  13. Oct 2017
    1. We should be far too from the discouraging persuasion, that man is fixed, by the law of his nature, at a given point: that his improvement is a chimæra, and the hope delusive of rendering ourselves wiser, happier or better than our forefathers were.

      This phrase reflects Thomas Jefferson's vision for the manner in which the University would educate its students. He believed that the value of higher education was that it allowed the individual to reflect on their personal vices, prejudices, and perspectives to strive for personal improvement. Similarly, In his novel, The Myth of Individualism, Peter Callero writes, "Our educational institutions from grade school to college are structured to enhance individual achievement in a competitive system of evaluation." In this way, Callero reveals Jefferson's motivation for an individualistic student, and subsequently an individualistic society.
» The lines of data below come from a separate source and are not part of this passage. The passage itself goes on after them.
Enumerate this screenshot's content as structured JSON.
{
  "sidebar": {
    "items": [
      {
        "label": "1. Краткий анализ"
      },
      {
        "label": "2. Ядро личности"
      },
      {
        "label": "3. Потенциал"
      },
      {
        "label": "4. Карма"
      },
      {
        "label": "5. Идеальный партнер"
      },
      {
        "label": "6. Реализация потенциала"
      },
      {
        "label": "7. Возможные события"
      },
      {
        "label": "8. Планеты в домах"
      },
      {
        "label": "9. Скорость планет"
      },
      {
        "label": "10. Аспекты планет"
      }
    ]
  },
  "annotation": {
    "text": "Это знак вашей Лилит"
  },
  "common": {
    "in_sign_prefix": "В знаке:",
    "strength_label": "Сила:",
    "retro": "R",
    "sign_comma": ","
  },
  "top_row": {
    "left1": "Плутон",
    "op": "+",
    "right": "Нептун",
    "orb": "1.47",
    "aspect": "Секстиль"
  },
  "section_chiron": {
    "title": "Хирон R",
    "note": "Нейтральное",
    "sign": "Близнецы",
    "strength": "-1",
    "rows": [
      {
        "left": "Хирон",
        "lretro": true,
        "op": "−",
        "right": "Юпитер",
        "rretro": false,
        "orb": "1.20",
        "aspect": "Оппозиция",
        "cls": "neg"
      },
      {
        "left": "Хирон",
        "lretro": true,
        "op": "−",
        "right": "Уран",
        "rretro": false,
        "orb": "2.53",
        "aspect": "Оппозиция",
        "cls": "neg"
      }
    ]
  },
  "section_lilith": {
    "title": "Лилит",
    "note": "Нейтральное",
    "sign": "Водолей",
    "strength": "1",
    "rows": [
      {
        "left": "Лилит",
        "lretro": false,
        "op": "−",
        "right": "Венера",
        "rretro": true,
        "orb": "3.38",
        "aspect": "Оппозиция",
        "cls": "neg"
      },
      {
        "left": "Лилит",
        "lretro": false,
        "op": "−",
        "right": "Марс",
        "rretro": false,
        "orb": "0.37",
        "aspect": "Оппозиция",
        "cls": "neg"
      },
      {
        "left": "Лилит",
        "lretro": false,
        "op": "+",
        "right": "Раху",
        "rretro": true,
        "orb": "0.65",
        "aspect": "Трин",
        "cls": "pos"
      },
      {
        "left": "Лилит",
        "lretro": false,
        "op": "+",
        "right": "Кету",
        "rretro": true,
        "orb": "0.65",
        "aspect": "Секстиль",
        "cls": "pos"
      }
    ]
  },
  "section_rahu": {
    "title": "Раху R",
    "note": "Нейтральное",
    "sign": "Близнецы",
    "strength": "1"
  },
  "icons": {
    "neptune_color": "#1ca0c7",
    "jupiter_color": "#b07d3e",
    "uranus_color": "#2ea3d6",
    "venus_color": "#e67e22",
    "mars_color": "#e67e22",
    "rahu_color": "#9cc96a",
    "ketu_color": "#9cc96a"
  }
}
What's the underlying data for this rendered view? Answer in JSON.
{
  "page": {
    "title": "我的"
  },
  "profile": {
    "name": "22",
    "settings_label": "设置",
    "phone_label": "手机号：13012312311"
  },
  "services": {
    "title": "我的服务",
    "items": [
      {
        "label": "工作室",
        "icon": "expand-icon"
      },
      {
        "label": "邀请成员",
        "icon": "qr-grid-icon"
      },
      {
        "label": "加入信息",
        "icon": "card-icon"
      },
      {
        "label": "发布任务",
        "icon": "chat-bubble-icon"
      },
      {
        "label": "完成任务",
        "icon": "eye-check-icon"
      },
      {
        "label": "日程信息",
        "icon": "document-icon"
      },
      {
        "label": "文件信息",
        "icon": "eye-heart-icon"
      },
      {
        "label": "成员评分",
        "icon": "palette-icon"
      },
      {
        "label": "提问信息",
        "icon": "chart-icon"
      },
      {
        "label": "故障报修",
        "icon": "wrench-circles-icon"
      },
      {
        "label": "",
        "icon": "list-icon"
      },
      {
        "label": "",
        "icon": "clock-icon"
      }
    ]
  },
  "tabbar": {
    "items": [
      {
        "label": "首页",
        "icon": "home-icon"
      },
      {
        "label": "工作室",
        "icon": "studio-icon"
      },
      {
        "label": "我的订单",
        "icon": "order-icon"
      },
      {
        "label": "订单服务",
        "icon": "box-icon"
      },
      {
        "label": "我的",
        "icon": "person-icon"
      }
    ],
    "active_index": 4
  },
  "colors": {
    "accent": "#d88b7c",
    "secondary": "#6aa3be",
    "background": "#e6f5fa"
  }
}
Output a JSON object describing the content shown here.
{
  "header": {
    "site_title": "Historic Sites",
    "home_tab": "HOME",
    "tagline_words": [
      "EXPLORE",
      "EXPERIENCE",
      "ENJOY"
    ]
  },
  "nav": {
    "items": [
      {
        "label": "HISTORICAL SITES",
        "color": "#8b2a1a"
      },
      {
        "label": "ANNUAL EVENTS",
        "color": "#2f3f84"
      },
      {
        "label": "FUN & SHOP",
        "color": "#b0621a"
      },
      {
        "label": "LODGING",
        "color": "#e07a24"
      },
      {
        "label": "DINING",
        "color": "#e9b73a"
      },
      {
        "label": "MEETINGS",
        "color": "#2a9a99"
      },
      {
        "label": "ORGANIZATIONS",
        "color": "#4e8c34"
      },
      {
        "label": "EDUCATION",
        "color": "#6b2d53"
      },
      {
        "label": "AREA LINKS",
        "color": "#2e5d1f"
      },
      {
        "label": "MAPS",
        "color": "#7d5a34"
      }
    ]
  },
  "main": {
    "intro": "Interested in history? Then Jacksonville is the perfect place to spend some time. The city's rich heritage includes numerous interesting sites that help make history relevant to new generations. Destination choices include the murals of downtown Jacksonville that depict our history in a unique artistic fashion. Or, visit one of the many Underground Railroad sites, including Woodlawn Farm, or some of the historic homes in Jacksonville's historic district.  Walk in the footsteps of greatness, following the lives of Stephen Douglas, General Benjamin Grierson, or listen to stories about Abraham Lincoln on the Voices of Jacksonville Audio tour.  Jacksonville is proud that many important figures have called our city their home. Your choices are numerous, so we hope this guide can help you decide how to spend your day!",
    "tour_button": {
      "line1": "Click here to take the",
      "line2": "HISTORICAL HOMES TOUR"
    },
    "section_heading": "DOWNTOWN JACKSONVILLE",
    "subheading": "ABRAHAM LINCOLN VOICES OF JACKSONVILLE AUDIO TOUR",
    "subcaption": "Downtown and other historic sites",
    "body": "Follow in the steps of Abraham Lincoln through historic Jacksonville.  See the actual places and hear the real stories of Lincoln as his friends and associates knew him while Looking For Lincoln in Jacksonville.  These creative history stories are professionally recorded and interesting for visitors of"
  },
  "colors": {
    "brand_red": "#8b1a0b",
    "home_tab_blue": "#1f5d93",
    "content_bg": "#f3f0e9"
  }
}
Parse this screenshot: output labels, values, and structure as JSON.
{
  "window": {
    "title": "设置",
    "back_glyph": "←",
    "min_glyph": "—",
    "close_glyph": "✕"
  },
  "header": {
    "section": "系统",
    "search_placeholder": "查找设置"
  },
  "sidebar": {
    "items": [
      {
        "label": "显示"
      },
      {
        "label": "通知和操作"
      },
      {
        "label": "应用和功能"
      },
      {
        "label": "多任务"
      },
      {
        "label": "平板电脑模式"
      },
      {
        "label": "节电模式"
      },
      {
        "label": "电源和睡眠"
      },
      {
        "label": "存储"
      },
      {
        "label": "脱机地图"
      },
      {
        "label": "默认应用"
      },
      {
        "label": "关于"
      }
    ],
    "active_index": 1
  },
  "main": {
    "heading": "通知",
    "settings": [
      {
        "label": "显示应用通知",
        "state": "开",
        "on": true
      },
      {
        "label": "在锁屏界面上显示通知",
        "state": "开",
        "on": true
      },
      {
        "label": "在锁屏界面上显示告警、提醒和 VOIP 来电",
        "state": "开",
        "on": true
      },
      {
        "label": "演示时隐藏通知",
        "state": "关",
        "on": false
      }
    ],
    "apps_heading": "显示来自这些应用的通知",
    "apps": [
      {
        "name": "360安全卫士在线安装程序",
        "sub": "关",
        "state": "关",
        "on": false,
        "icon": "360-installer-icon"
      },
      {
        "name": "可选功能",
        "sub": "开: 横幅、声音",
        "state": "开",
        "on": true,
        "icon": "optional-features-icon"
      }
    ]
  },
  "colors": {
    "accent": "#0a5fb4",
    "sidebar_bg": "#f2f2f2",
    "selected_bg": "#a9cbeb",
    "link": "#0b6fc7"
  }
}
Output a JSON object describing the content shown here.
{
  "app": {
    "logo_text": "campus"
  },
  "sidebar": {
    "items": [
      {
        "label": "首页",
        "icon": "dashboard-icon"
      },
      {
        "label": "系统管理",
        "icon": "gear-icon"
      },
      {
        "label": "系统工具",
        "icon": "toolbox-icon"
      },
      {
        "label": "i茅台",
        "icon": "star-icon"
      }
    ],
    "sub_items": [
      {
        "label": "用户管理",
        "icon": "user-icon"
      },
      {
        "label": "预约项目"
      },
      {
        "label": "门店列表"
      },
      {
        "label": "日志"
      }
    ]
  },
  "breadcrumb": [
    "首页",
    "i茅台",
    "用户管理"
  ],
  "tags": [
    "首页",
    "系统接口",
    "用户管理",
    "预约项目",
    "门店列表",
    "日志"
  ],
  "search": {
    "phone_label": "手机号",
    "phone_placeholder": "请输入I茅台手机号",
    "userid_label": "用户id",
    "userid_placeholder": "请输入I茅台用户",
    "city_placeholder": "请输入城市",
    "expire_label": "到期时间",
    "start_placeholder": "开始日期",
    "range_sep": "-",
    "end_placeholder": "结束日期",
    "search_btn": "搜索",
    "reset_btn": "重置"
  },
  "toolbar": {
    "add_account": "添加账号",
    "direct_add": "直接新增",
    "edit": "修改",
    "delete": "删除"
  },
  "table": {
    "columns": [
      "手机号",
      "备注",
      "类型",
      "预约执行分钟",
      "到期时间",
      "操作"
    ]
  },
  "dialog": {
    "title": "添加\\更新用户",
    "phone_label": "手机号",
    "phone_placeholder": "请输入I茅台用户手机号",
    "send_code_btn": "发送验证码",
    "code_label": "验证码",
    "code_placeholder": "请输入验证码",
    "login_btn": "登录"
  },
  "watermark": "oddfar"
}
This notion is the foundation for a contemporary, highly individualistic society.

  14. Sep 2017
    1. the benefits & blessings of which the legislature now propose to provide for the good

      The authors of the Rockfish Gap Report affirm that religious worship is not conducive to a truly liberal arts education, going so far as to propose "no professor of Divinity." Yet religious language is smatter throughout the document (such as "blessings," "faithfulness," and "religious worship.") In the Virginia Statue for Religious Freedom which Thomas Jefferson also drafted, it is written,"all men shall be free to profess, and by argument to maintain, their opinions in matters of religion, and that the same shall in no wise diminish, enlarge, or affect their civil capacities." In this way, the assertions of both texts are consistent, but the biases of the authors are apparent in their use of religious language. This demonstrates that a collective view of what a society should be is not necessarily reflected in individual beliefs.

  15. Feb 2017
    1. ust b~cause .it was () · the expected thing to do.

      Remember your Blair! Do not blindly follow the crowd.

      This, along with the suffrage movement as a whole, reminds me of a short story by Anna Quindlen about a woman choosing her last name.

    1. This occurs when defenders of a conspiracy theory find it necessary to implicate more and more people whose failure to discover or reveal the conspiracy can be explained only by their alleged complicity.

      "It teaches us, in a word, to admire and to blame with judgment, and not to follow the crowd blindly" (Blair 953).

    2. but whether something is “reprehensible” is in the eye of the beholder.

      "Taste, in the sense in which I have explained it, is a faculty common in some degree to all men." - Blair

    3. This advocacy meme is widely used in law courts and political debates, and it can work well when the question at hand is one of taste or morality

      But although taste be ultimately founded on sensibility, it must not be considered as instinctive sensibility alone. Reason and good sense, as I before hinted, have so extensive an influence on all the operations and decisions of taste, that a thorough good taste may well be considered as a power compounded of natural sensibility to beauty, and of improved understanding" (957).

    4. How can we distinguish among the amusing eccentrics, the honestly misguided, the avaricious litigants, and the serious skeptics questioning a premature consensus?

      "True criticism is a liberal and humane art. It is the offspring of good sense and refined taste. It aims at acquiring a just discernment of the real merit of authors." - Blair

    1. Their style docs not suit modern taste and their theory docs not conform lo modem science.

      This paragraph reminds me of my microresponse of "what rhetoric will be." With Blair emphasizing the importance of knowing classic rhetoricians and their styles, his point of their styles not withstanding time illustrates the ever-changing nature and flexibility of rhetoric, while still managing to place that importance on where rhetoric came from, as well